In terms of farming, fisheries, forestry, agribusiness opera tions and related services, this sector makes an important contribution accounting for about 13 percent of the gross. Tunisia and Egypt are squaring up to huge economic challenges.
According to initial projections from the Tunisian central bank and the Egyptian economics ministry, both countries will require between 20 and 30 billion US dollars over the next five years if they want to raise general living standards and tap into underdeveloped regions.
Tunisia’s economic freedom score ismaking its economy the th freest in the Index. Its overall score has increased by point due to an improvement in property rights and other. development in the country, with two thirds of the national population of 10 million living in urban areas.
The city of Tunis, with over 2 million inhabitants, is already the economic and political capital of Tunisia. It produces one quarter of the national wealth of Tunisia.
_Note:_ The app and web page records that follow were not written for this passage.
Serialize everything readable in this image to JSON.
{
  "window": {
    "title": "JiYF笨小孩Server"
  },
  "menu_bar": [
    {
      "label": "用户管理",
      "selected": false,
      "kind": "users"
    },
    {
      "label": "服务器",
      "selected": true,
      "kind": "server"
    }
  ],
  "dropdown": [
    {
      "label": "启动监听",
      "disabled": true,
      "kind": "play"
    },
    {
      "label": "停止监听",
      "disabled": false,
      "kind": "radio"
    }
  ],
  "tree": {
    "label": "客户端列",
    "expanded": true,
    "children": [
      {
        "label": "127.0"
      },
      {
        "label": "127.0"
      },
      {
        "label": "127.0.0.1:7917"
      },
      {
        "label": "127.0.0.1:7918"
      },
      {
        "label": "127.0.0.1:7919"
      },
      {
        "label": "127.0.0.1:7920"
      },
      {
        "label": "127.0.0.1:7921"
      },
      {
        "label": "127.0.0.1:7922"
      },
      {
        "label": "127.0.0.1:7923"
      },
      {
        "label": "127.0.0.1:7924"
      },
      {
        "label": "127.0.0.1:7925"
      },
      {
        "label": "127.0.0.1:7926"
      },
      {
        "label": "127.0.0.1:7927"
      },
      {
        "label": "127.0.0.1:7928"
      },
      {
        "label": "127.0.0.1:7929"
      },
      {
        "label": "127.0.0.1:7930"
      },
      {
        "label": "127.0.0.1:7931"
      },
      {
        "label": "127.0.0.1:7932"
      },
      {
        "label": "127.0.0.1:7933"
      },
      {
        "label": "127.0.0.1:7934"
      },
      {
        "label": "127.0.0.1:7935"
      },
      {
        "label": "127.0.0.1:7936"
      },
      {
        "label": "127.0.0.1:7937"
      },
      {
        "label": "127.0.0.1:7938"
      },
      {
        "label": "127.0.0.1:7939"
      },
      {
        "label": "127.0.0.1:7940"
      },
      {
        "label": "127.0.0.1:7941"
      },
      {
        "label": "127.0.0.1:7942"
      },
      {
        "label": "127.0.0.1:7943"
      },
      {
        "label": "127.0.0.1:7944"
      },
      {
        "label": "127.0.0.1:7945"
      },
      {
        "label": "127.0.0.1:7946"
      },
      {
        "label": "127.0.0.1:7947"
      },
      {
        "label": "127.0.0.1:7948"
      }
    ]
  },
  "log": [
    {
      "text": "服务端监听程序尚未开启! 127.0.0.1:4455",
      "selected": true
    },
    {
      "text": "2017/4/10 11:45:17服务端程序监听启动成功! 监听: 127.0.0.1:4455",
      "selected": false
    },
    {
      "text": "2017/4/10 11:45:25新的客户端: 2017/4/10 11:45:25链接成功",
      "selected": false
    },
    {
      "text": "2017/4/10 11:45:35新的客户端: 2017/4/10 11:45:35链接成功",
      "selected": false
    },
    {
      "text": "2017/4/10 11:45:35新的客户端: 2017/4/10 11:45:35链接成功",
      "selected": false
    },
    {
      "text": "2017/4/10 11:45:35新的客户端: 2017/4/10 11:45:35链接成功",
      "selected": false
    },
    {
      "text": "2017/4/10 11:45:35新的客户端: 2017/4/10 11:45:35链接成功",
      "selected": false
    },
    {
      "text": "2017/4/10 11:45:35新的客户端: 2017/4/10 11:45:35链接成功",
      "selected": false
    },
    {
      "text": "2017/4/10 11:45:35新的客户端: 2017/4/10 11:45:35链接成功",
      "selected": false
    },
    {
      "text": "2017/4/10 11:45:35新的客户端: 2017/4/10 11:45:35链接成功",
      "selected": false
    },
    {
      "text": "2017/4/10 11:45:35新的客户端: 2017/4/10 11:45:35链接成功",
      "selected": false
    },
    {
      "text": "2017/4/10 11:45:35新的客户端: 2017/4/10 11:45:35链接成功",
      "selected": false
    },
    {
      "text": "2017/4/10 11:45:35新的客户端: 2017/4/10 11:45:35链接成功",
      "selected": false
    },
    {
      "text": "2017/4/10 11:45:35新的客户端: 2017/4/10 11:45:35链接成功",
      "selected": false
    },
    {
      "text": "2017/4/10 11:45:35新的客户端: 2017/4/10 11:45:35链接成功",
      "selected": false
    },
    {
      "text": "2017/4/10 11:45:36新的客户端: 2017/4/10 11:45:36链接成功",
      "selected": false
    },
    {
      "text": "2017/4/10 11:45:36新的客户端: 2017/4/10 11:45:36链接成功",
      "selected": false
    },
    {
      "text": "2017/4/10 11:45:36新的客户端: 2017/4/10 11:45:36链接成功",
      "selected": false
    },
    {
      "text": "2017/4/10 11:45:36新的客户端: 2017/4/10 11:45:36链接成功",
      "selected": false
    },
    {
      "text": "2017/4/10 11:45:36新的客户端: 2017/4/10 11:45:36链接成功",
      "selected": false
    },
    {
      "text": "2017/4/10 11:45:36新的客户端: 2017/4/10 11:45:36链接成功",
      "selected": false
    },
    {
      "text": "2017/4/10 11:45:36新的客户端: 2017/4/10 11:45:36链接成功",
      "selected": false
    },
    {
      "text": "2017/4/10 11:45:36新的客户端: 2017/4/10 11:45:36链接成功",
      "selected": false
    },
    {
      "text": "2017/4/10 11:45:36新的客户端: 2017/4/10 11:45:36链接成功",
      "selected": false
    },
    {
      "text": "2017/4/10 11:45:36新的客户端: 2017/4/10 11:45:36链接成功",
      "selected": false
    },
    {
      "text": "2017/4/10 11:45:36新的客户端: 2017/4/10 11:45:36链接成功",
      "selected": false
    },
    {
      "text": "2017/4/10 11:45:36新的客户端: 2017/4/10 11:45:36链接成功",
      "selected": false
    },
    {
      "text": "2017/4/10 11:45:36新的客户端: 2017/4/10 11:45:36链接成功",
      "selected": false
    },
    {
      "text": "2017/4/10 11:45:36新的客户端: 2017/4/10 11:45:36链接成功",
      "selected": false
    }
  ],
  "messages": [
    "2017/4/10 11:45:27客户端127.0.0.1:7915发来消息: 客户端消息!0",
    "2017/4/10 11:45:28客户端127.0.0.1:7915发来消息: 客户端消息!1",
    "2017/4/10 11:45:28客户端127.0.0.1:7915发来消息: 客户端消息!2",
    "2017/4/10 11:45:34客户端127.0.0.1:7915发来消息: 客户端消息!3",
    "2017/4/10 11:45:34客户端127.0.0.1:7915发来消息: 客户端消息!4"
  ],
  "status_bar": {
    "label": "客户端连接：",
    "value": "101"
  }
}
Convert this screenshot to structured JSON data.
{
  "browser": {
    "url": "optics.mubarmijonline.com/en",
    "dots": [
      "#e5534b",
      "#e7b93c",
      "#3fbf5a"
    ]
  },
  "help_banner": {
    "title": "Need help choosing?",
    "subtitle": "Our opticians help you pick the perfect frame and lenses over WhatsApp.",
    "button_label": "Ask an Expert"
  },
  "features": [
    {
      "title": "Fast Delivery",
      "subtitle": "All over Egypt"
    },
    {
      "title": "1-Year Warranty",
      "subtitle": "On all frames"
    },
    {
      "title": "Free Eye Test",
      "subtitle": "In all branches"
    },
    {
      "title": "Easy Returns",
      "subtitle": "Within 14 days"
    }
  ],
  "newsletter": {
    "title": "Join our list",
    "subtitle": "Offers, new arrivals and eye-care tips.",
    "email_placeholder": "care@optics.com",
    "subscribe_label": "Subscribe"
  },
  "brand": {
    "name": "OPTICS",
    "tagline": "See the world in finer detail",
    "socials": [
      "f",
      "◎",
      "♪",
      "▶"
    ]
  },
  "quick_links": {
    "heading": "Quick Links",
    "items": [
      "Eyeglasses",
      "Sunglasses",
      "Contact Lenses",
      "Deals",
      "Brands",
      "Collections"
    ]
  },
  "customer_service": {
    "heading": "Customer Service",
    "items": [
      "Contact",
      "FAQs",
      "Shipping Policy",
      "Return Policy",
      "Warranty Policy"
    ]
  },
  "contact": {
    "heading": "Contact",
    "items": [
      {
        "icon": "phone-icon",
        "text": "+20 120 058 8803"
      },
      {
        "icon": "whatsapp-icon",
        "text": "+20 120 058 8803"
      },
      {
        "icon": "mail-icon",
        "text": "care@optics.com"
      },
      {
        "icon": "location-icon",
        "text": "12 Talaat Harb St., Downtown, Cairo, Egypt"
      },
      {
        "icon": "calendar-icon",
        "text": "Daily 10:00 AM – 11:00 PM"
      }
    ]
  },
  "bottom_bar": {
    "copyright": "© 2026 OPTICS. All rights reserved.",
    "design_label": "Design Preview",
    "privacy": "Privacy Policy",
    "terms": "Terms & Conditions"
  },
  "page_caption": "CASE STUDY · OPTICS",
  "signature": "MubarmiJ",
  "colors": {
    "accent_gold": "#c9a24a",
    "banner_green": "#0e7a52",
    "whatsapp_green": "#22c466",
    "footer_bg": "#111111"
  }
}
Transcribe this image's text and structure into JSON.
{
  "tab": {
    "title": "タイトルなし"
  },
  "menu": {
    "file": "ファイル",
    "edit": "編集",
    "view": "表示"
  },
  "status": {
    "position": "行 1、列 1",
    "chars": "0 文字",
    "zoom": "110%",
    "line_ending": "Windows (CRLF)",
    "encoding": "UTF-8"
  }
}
Tunis has a central contribution to make to the. Location: Downstream El Haouareb dam, Central Tunisia Part of the Merguellil valley/ Kairouan aquifer Water System Area: km2 to El Haouareb, km2 of aquifer downstream Water system elements: 33 small dams/lakes, 1 large reservoir 3 upstream and 1 downstream aquifer (Kairouan) Semi-arid climate, limited water resources, increasing water.Water and economic development: The role of variability and a framework for resilience Casey Brown and Upmanu Lall Abstract The article advances the hypothesis that the seasonal and inter-annual variability of rainfall is a signiﬁcant and measurable factor in the economic development of nations.Downloadable!
The increasing scarcity of water resources (in terms of quantity and quality) is one of the most pervasive natural resource allocation issues facing development planners throughout the world. This problem is especially prevalent in less developed countries where the management of this valuable resource has become a critical policy concern.